Want Apples? You Need a Vase! | How to Revive an Ancient Apple Tree

Yesterday, I brought out my good old-fashioned method for making applesauce, but there is a journey to actually getting those apple trees to PRODUCE said apples.
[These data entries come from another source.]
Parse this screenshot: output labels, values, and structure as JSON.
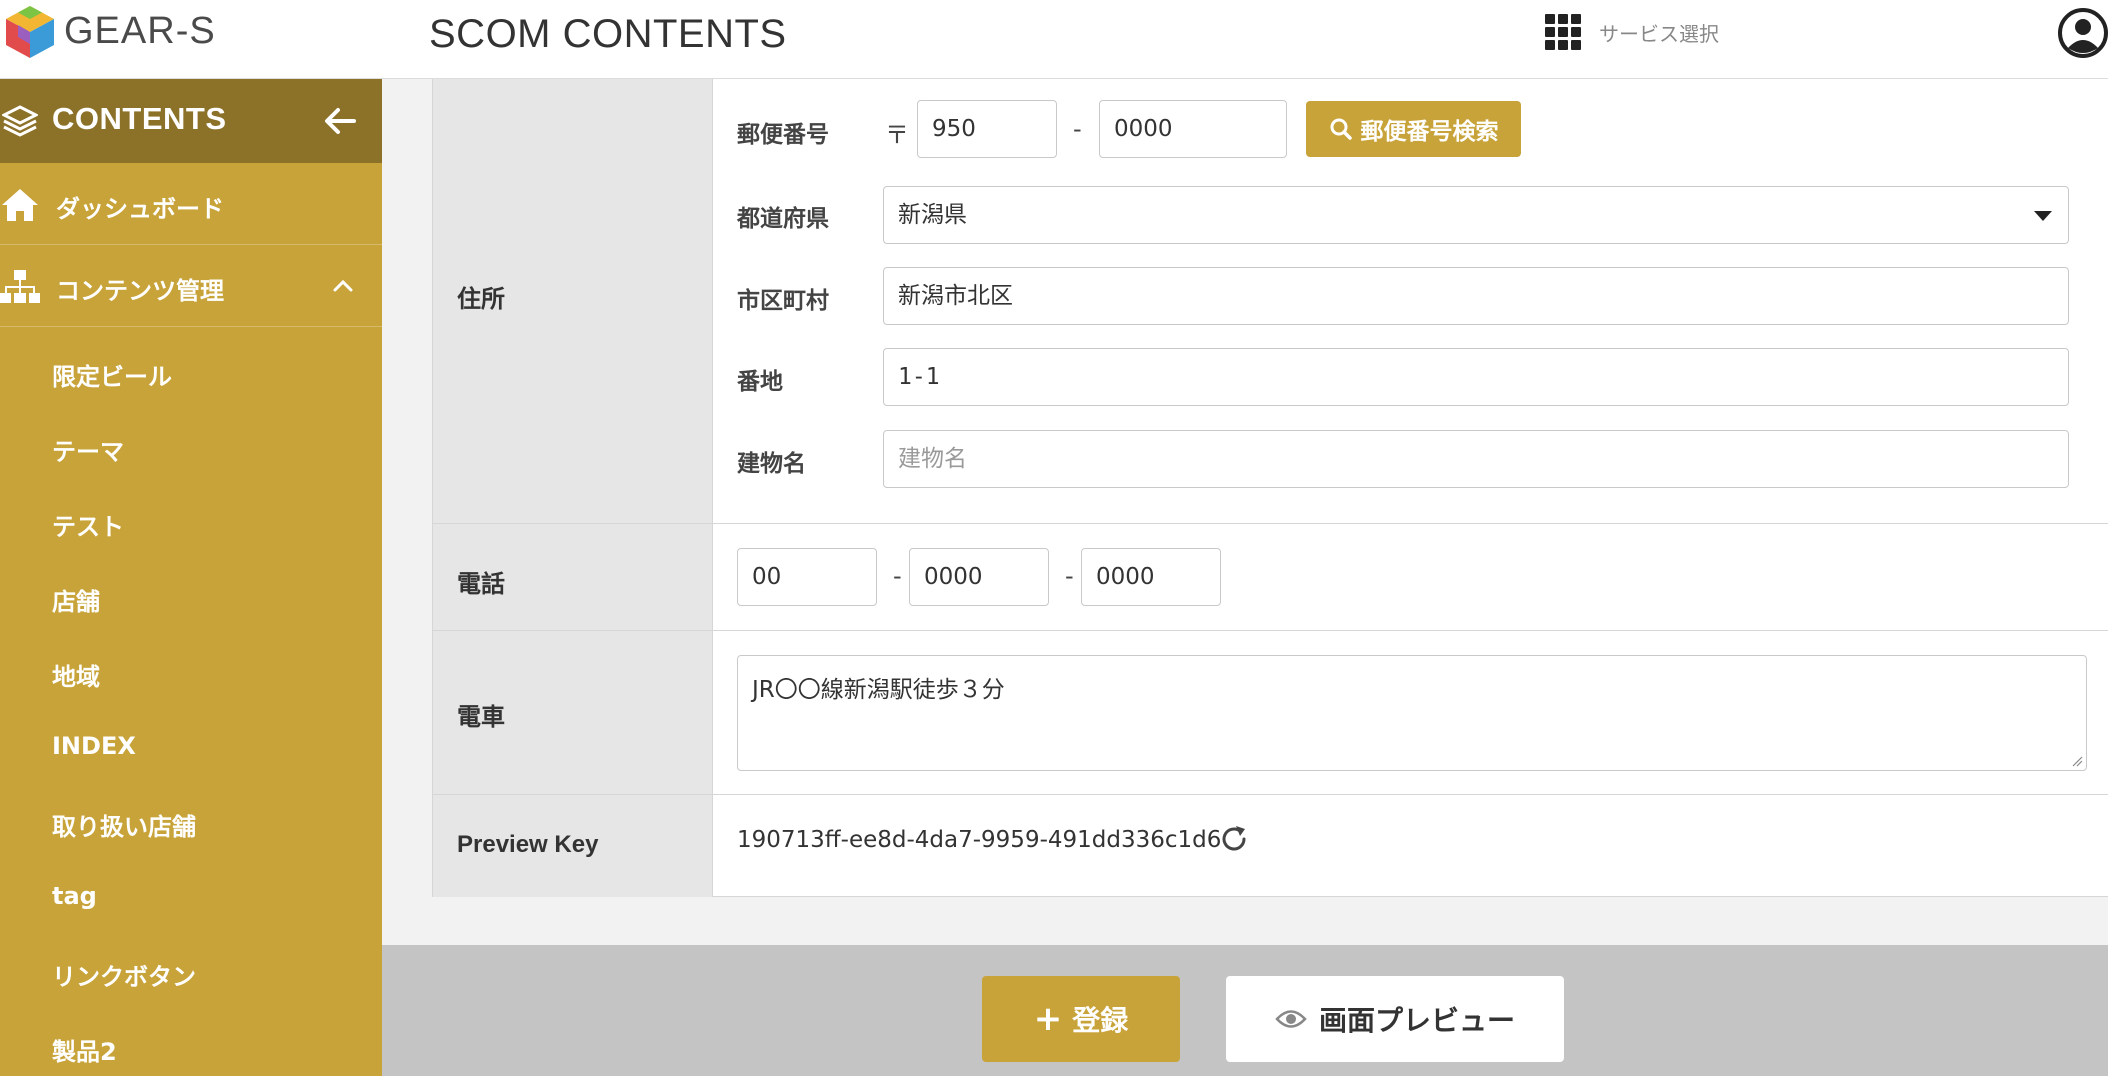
{
  "header": {
    "brand": "GEAR-S",
    "title": "SCOM CONTENTS",
    "service_select_label": "サービス選択",
    "icons": [
      "logo-cube-icon",
      "grid-icon",
      "user-icon"
    ]
  },
  "sidebar": {
    "head_title": "CONTENTS",
    "dashboard_label": "ダッシュボード",
    "content_mgmt_label": "コンテンツ管理",
    "sub_items": [
      "限定ビール",
      "テーマ",
      "テスト",
      "店舗",
      "地域",
      "INDEX",
      "取り扱い店舗",
      "tag",
      "リンクボタン",
      "製品2"
    ],
    "colors": {
      "sidebar_bg": "#c8a33a",
      "sidebar_head_bg": "#8c7129"
    }
  },
  "form": {
    "address": {
      "label": "住所",
      "postal": {
        "label": "郵便番号",
        "mark": "〒",
        "part1": "950",
        "dash": "-",
        "part2": "0000",
        "search_button": "郵便番号検索"
      },
      "prefecture": {
        "label": "都道府県",
        "value": "新潟県"
      },
      "city": {
        "label": "市区町村",
        "value": "新潟市北区"
      },
      "street": {
        "label": "番地",
        "value": "1-1"
      },
      "building": {
        "label": "建物名",
        "placeholder": "建物名"
      }
    },
    "phone": {
      "label": "電話",
      "part1": "00",
      "part2": "0000",
      "part3": "0000",
      "dash": "-"
    },
    "train": {
      "label": "電車",
      "value": "JR〇〇線新潟駅徒歩３分"
    },
    "preview_key": {
      "label": "Preview Key",
      "value": "190713ff-ee8d-4da7-9959-491dd336c1d6"
    }
  },
  "actions": {
    "register_label": "登録",
    "preview_label": "画面プレビュー",
    "accent_color": "#c8a33a"
  }
}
Over the next few days, I will be sharing you my best tips for growing apple trees and share a little of our experience over several years reviving two ancient apple trees.

First things first -- old fruit trees won't produce very well unless the are pruned and have good air circulation.  Ideally, the best time to prune an apple tree is in late winter/early spring, but if you are dealing with an old tree that has a bunch of clustered branches crossing in the interior of the tree, late spring will work!  That tree needs to BREATHE!

When we first moved into our home, we had two old apple trees that were literally just masses of branches.  The apples that year were weak to say the least.  Over the next two years, pruning was top of our to-do list.  This year, we are almost there with this tree closest to the house.  We have taken out 3-4 medium-large branches each year and now we have a nice open middle of the tree -- the "vase".  Pruning more than this might have harmed the tree, so be ruthless with pruning, but stretch it out if the tree is really bad!

See the 6 branches that all face outwards, forming a vase?  
Every branch in the tree now grows outwards so the leaves can get to the sun and apples will grow!
Bring on the blossoms!

Questions?  Just ask!